Backpacks up to 35L are ideal day packs for travel.
A small, zipped day pack is a must for travel. Besides keeping your valuables secure, you can bring everything you need for a day out — like extra layers and a water bottle.
A small backpack is also convenient carry-on luggage. The wheels and handles on a traditional carry-on suitcase can add additional weight and blow out the luggage dimensions set by your airline. A backpack will help save on weight, space, and is extra packable in the overhead lockers.
That said, don’t get caught out. Make sure you check the required dimension of the airlines you fly with.
Backpacks between 35L–50L are ideal for overnight travel and lightweight travellers.
This is going to depend heavily on the actual gear going in your pack.
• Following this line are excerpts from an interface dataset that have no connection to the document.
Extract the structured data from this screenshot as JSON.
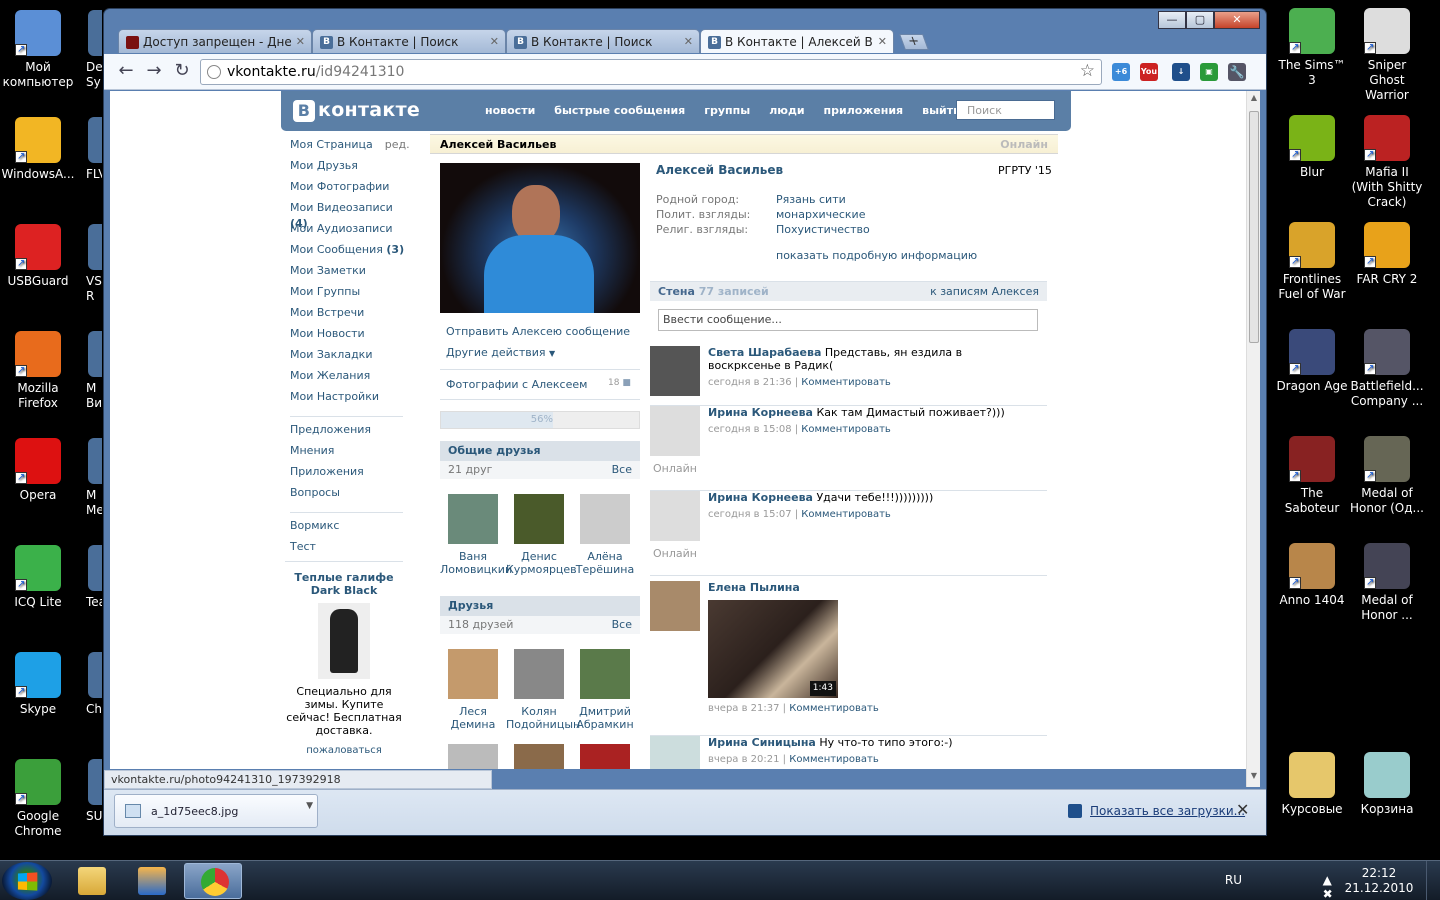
{
  "desktop": {
    "left_icons": [
      {
        "label": "Мой компьютер",
        "color": "#5b8fd6"
      },
      {
        "label": "WindowsA...",
        "color": "#f2b624"
      },
      {
        "label": "USBGuard",
        "color": "#d22"
      },
      {
        "label": "Mozilla Firefox",
        "color": "#e86b1c"
      },
      {
        "label": "Opera",
        "color": "#d11"
      },
      {
        "label": "ICQ Lite",
        "color": "#3bb14a"
      },
      {
        "label": "Skype",
        "color": "#1ea0e6"
      },
      {
        "label": "Google Chrome",
        "color": "#3b9f3b"
      }
    ],
    "partial_icons": [
      "De Sy",
      "FLV",
      "VSO R",
      "M Виде",
      "M Мед",
      "Tea",
      "Che",
      "SU"
    ],
    "right_icons": [
      {
        "label": "The Sims™ 3",
        "color": "#4caf50"
      },
      {
        "label": "Sniper Ghost Warrior",
        "color": "#ddd"
      },
      {
        "label": "Blur",
        "color": "#7ab317"
      },
      {
        "label": "Mafia II (With Shitty Crack)",
        "color": "#b22"
      },
      {
        "label": "Frontlines Fuel of War",
        "color": "#d9a32a"
      },
      {
        "label": "FAR CRY 2",
        "color": "#e8a21a"
      },
      {
        "label": "Dragon Age",
        "color": "#3a4a7a"
      },
      {
        "label": "Battlefield... Company ...",
        "color": "#556"
      },
      {
        "label": "The Saboteur",
        "color": "#822"
      },
      {
        "label": "Medal of Honor (Од...",
        "color": "#665"
      },
      {
        "label": "Anno 1404",
        "color": "#b8864a"
      },
      {
        "label": "Medal of Honor ...",
        "color": "#445"
      },
      {
        "label": "Курсовые",
        "color": "#e6c76b"
      },
      {
        "label": "Корзина",
        "color": "#9cc"
      }
    ]
  },
  "browser": {
    "tabs": [
      {
        "title": "Доступ запрещен - Дне...",
        "icon": "red"
      },
      {
        "title": "В Контакте | Поиск",
        "icon": "vk"
      },
      {
        "title": "В Контакте | Поиск",
        "icon": "vk"
      },
      {
        "title": "В Контакте | Алексей Ва...",
        "icon": "vk",
        "active": true
      }
    ],
    "new_tab": "+",
    "url_domain": "vkontakte.ru",
    "url_path": "/id94241310",
    "status_url": "vkontakte.ru/photo94241310_197392918",
    "download_file": "a_1d75eec8.jpg",
    "show_all_downloads": "Показать все загрузки...",
    "window_controls": {
      "min": "—",
      "max": "▢",
      "close": "✕"
    }
  },
  "vk": {
    "logo_letter": "В",
    "logo_text": "контакте",
    "menu": [
      "новости",
      "быстрые сообщения",
      "группы",
      "люди",
      "приложения",
      "выйти"
    ],
    "search_placeholder": "Поиск",
    "left_nav": [
      {
        "label": "Моя Страница",
        "extra": "ред."
      },
      {
        "label": "Мои Друзья"
      },
      {
        "label": "Мои Фотографии"
      },
      {
        "label": "Мои Видеозаписи",
        "count": "(4)"
      },
      {
        "label": "Мои Аудиозаписи"
      },
      {
        "label": "Мои Сообщения",
        "count": "(3)"
      },
      {
        "label": "Мои Заметки"
      },
      {
        "label": "Мои Группы"
      },
      {
        "label": "Мои Встречи"
      },
      {
        "label": "Мои Новости"
      },
      {
        "label": "Мои Закладки"
      },
      {
        "label": "Мои Желания"
      },
      {
        "label": "Мои Настройки"
      }
    ],
    "left_nav2": [
      "Предложения",
      "Мнения",
      "Приложения",
      "Вопросы"
    ],
    "left_nav3": [
      "Вормикс",
      "Тест"
    ],
    "ad": {
      "title": "Теплые галифе Dark Black",
      "desc": "Специально для зимы. Купите сейчас! Бесплатная доставка.",
      "link": "пожаловаться"
    },
    "profile": {
      "name": "Алексей Васильев",
      "online": "Онлайн",
      "university": "РГРТУ '15",
      "info": [
        {
          "k": "Родной город:",
          "v": "Рязань сити"
        },
        {
          "k": "Полит. взгляды:",
          "v": "монархические"
        },
        {
          "k": "Религ. взгляды:",
          "v": "Похуистичество"
        }
      ],
      "show_more": "показать подробную информацию",
      "send_message": "Отправить Алексею сообщение",
      "other_actions": "Другие действия",
      "photos_with": "Фотографии с Алексеем",
      "photos_count": "18",
      "rating": "56%",
      "rating_value": 0.56
    },
    "common_friends": {
      "title": "Общие друзья",
      "count": "21 друг",
      "all": "Все",
      "items": [
        {
          "name": "Ваня Ломовицкий",
          "color": "#6a8a7a"
        },
        {
          "name": "Денис Курмоярцев",
          "color": "#4a5a2a"
        },
        {
          "name": "Алёна Терёшина",
          "color": "#ccc"
        }
      ]
    },
    "friends": {
      "title": "Друзья",
      "count": "118 друзей",
      "all": "Все",
      "items": [
        {
          "name": "Леся Демина",
          "color": "#c49a6c"
        },
        {
          "name": "Колян Подойницын",
          "color": "#888"
        },
        {
          "name": "Дмитрий Абрамкин",
          "color": "#5a7a4a"
        }
      ],
      "more_colors": [
        "#bbb",
        "#8a6a4a",
        "#aa2222"
      ]
    },
    "wall": {
      "title": "Стена",
      "count": "77 записей",
      "link": "к записям Алексея",
      "input_placeholder": "Ввести сообщение...",
      "comment": "Комментировать",
      "posts": [
        {
          "author": "Света Шарабаева",
          "text": "Представь, ян ездила в воскрксенье в Радик(",
          "time": "сегодня в 21:36",
          "status": "",
          "color": "#555"
        },
        {
          "author": "Ирина Корнеева",
          "text": "Как там Димастый поживает?)))",
          "time": "сегодня в 15:08",
          "status": "Онлайн",
          "color": "#ddd"
        },
        {
          "author": "Ирина Корнеева",
          "text": "Удачи тебе!!!)))))))))",
          "time": "сегодня в 15:07",
          "status": "Онлайн",
          "color": "#ddd"
        },
        {
          "author": "Елена Пылина",
          "text": "",
          "time": "вчера в 21:37",
          "status": "",
          "color": "#a88a6a",
          "video": "1:43"
        },
        {
          "author": "Ирина Синицына",
          "text": "Ну что-то типо этого:-)",
          "time": "вчера в 20:21",
          "status": "",
          "color": "#cdd"
        }
      ]
    }
  },
  "taskbar": {
    "lang": "RU",
    "time": "22:12",
    "date": "21.12.2010"
  }
}
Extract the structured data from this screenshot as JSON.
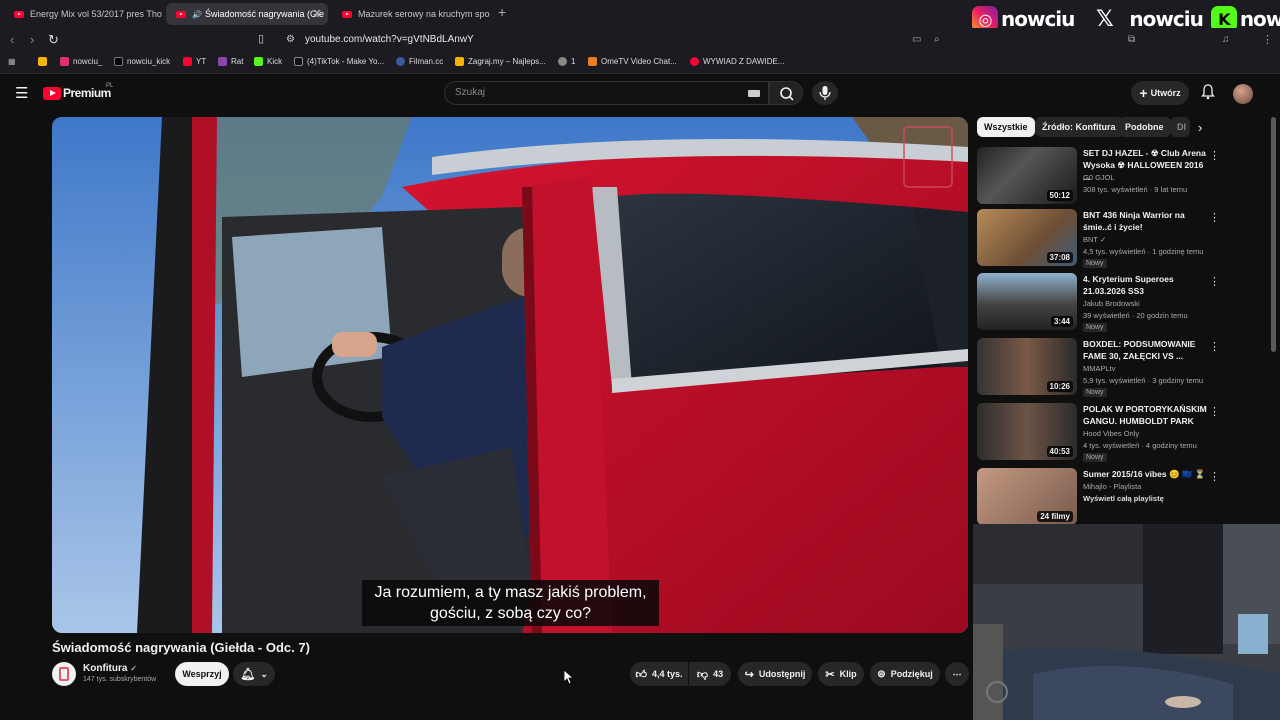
{
  "browser": {
    "tabs": [
      {
        "title": "Energy Mix vol 53/2017 pres Tho"
      },
      {
        "title": "Świadomość nagrywania (Gie"
      },
      {
        "title": "Mazurek serowy na kruchym spodzie"
      }
    ],
    "url": "youtube.com/watch?v=gVtNBdLAnwY",
    "bookmarks": [
      "nowciu_",
      "nowciu_kick",
      "YT",
      "Rat",
      "Kick",
      "(4)TikTok - Make Yo...",
      "Filman.cc",
      "Zagraj.my – Najleps...",
      "1",
      "OmeTV Video Chat...",
      "WYWIAD Z DAWIDE..."
    ]
  },
  "overlay": {
    "instagram": "nowciu_",
    "x": "_nowciu",
    "kick": "nowciu"
  },
  "youtube": {
    "logo_text": "Premium",
    "logo_suffix": "PL",
    "search_placeholder": "Szukaj",
    "create_label": "Utwórz"
  },
  "video": {
    "subtitle_line1": "Ja rozumiem, a ty masz jakiś problem,",
    "subtitle_line2": "gościu, z sobą czy co?",
    "title": "Świadomość nagrywania (Giełda - Odc. 7)",
    "channel": "Konfitura",
    "subscribers": "147 tys. subskrybentów",
    "support_label": "Wesprzyj",
    "likes": "4,4 tys.",
    "dislikes": "43",
    "share_label": "Udostępnij",
    "clip_label": "Klip",
    "thanks_label": "Podziękuj"
  },
  "sidebar": {
    "chips": [
      "Wszystkie",
      "Źródło: Konfitura",
      "Podobne",
      "Dl"
    ],
    "items": [
      {
        "title": "SET DJ HAZEL - ☢ Club Arena Wysoka ☢ HALLOWEEN 2016 ...",
        "channel": "G0 GJOL",
        "meta": "308 tys. wyświetleń · 9 lat temu",
        "duration": "50:12",
        "badge": ""
      },
      {
        "title": "BNT 436 Ninja Warrior na śmie..ć i życie!",
        "channel": "BNT ✓",
        "meta": "4,5 tys. wyświetleń · 1 godzinę temu",
        "duration": "37:08",
        "badge": "Nowy"
      },
      {
        "title": "4. Kryterium Superoes 21.03.2026 SS3",
        "channel": "Jakub Brodowski",
        "meta": "39 wyświetleń · 20 godzin temu",
        "duration": "3:44",
        "badge": "Nowy"
      },
      {
        "title": "BOXDEL: PODSUMOWANIE FAME 30, ZAŁĘCKI VS ...",
        "channel": "MMAPLtv",
        "meta": "5,9 tys. wyświetleń · 3 godziny temu",
        "duration": "10:26",
        "badge": "Nowy"
      },
      {
        "title": "POLAK W PORTORYKAŃSKIM GANGU. HUMBOLDT PARK",
        "channel": "Hood Vibes Only",
        "meta": "4 tys. wyświetleń · 4 godziny temu",
        "duration": "40:53",
        "badge": "Nowy"
      },
      {
        "title": "Sumer 2015/16 vibes 😊 🇪🇺 ⏳",
        "channel": "Mihajlo - Playlista",
        "meta": "Wyświetl całą playlistę",
        "duration": "24 filmy",
        "badge": ""
      }
    ]
  },
  "colors": {
    "yt_red": "#ff0033",
    "bg": "#0f0f0f",
    "car": "#c8102e",
    "kick_green": "#53fc18"
  }
}
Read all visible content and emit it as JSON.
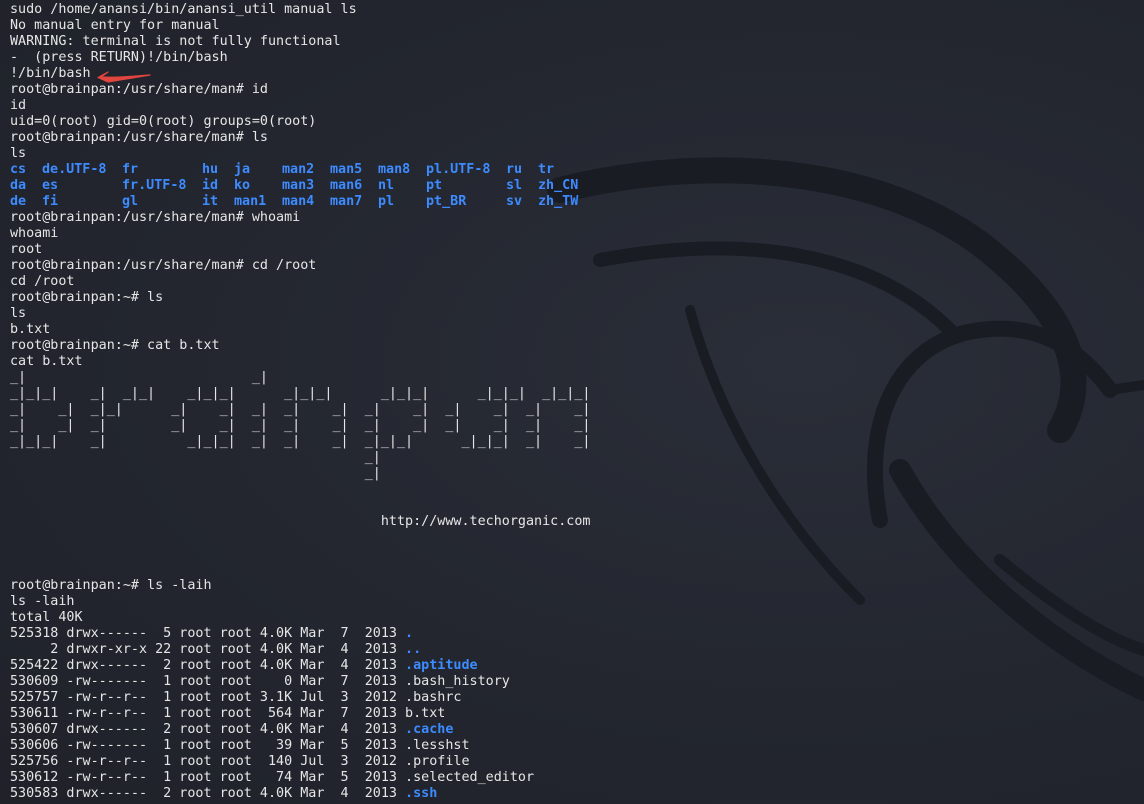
{
  "watermark_icon": "dragon-logo-icon",
  "accent_blue": "#3d8bff",
  "annotation_color": "#e0463f",
  "lines": [
    "sudo /home/anansi/bin/anansi_util manual ls",
    "No manual entry for manual",
    "WARNING: terminal is not fully functional",
    "-  (press RETURN)!/bin/bash",
    "!/bin/bash",
    "root@brainpan:/usr/share/man# id",
    "id",
    "uid=0(root) gid=0(root) groups=0(root)",
    "root@brainpan:/usr/share/man# ls",
    "ls"
  ],
  "ls_grid": [
    [
      "cs",
      "de.UTF-8",
      "fr",
      "hu",
      "ja",
      "man2",
      "man5",
      "man8",
      "pl.UTF-8",
      "ru",
      "tr"
    ],
    [
      "da",
      "es",
      "fr.UTF-8",
      "id",
      "ko",
      "man3",
      "man6",
      "nl",
      "pt",
      "sl",
      "zh_CN"
    ],
    [
      "de",
      "fi",
      "gl",
      "it",
      "man1",
      "man4",
      "man7",
      "pl",
      "pt_BR",
      "sv",
      "zh_TW"
    ]
  ],
  "lines2": [
    "root@brainpan:/usr/share/man# whoami",
    "whoami",
    "root",
    "root@brainpan:/usr/share/man# cd /root",
    "cd /root",
    "root@brainpan:~# ls",
    "ls",
    "b.txt",
    "root@brainpan:~# cat b.txt",
    "cat b.txt"
  ],
  "banner": [
    "_|                            _|",
    "_|_|_|    _|  _|_|    _|_|_|      _|_|_|      _|_|_|      _|_|_|  _|_|_|",
    "_|    _|  _|_|      _|    _|  _|  _|    _|  _|    _|  _|    _|  _|    _|",
    "_|    _|  _|        _|    _|  _|  _|    _|  _|    _|  _|    _|  _|    _|",
    "_|_|_|    _|          _|_|_|  _|  _|    _|  _|_|_|      _|_|_|  _|    _|",
    "                                            _|",
    "                                            _|"
  ],
  "banner_blank": "",
  "url_line": "                                              http://www.techorganic.com",
  "lines3": [
    "root@brainpan:~# ls -laih",
    "ls -laih",
    "total 40K"
  ],
  "listing": [
    {
      "prefix": "525318 drwx------  5 root root 4.0K Mar  7  2013 ",
      "name": ".",
      "dir": true
    },
    {
      "prefix": "     2 drwxr-xr-x 22 root root 4.0K Mar  4  2013 ",
      "name": "..",
      "dir": true
    },
    {
      "prefix": "525422 drwx------  2 root root 4.0K Mar  4  2013 ",
      "name": ".aptitude",
      "dir": true
    },
    {
      "prefix": "530609 -rw-------  1 root root    0 Mar  7  2013 ",
      "name": ".bash_history",
      "dir": false
    },
    {
      "prefix": "525757 -rw-r--r--  1 root root 3.1K Jul  3  2012 ",
      "name": ".bashrc",
      "dir": false
    },
    {
      "prefix": "530611 -rw-r--r--  1 root root  564 Mar  7  2013 ",
      "name": "b.txt",
      "dir": false
    },
    {
      "prefix": "530607 drwx------  2 root root 4.0K Mar  4  2013 ",
      "name": ".cache",
      "dir": true
    },
    {
      "prefix": "530606 -rw-------  1 root root   39 Mar  5  2013 ",
      "name": ".lesshst",
      "dir": false
    },
    {
      "prefix": "525756 -rw-r--r--  1 root root  140 Jul  3  2012 ",
      "name": ".profile",
      "dir": false
    },
    {
      "prefix": "530612 -rw-r--r--  1 root root   74 Mar  5  2013 ",
      "name": ".selected_editor",
      "dir": false
    },
    {
      "prefix": "530583 drwx------  2 root root 4.0K Mar  4  2013 ",
      "name": ".ssh",
      "dir": true
    }
  ]
}
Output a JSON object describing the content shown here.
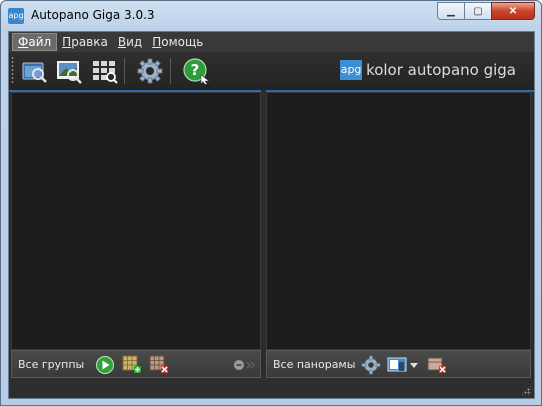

This size can be enough for minimalist packers. A smaller bag means you’ll be forced to pack less and follow the philosophy of packing what you actually need – not a bad habit to get into.
But if you’re going to snow season in Japan for two weeks, won’t have time to wash, and want to pack your big fat ski jacket, you may have to opt for a bigger pack. But if you’re about to spend a week in Bali with little more than a cocktail and a sarong, then this will suit you just fine.
Backpacks of 50L and up
Backpacks bigger than 50L are great for long-term travel.
A 50L+ backpack is a great friend to those backpacking around Europe for a few months or through countries with rapidly changing weather conditions. These bags are spacious and can accommodate a number of outfit changes before you ever have to visit a laundromat.
They’re also ideal for a combination of hike and travel, as long as you’re following the philosophy above. Think the Camino de Santiago, the Pacific Crest Trail or the Great Ocean Walk.
Note: as a rule of thumb, don’t carry more than you really have to — less is always more (or as Miss Piggy used to say, “Never eat more than you can lift”). Remember that comfort is key. The best choice you can make is a backpack that’s good for your back. The fit of the pack, should outweigh the size of pack.
Choosing the right size backpack is highly personal. So before you commit, consider the activities, the weather conditions and duration of your trip — don’t skimp out on the necessities, and buy lightweight, packable gear to make your journey even better.
Fitting a backpack
Before heading off, get your gear ready and test out how you will fit your backpack to your body shape.
Steps for fitting a backpack:
1. Load up your backpack with the items you would have on a hike or trip. There is an art to packing your backpack correctly, which comes down to commonsense. You want to balance comfort when walking with convenience (being able to get to your lunch).
Convenience: pack your backpack with your least used items at the bottom, and more regularly used items at the top for easy access. Convenience solved.
Comfort: keep items in your bag from affecting your centre of balance. Keep heavy items low and close to your back, so that they don't pull you sideways, backward or even too far forward (if you load heavy items up top, this will happen).
Now you know what your backpack will feel like, you can start to adjust the features of your bag to suit your body shape.
2. Start with the waist belt of your backpack. Adjust it so that the padding of the waist belt cushions the top of your hips. You don't want all the weight of the bag solely on your hips, however, as this will create pain and chafing, but the waist is vital for sharing the load. Adjust the waist belt so that it hugs you but doesn't strangle your hips, while sitting comfortably over the tops of your hips.
3. Move on to the shoulder straps. Adjust these so that they meet just below the top of your shoulders. They should be firm but not too tight.
4. Adjust your load-lifter straps. These are the straps that adjust the top of the bag with the top of your shoulder straps. Adjust these so that they lie at a 45-degree angle up to where they meet with the bag.
5. Adjust the sternum straps. These ease the pressure on your shoulders by pulling the shoulder straps together slightly. They shouldn't be too tight, just enough to take some of the pressure off.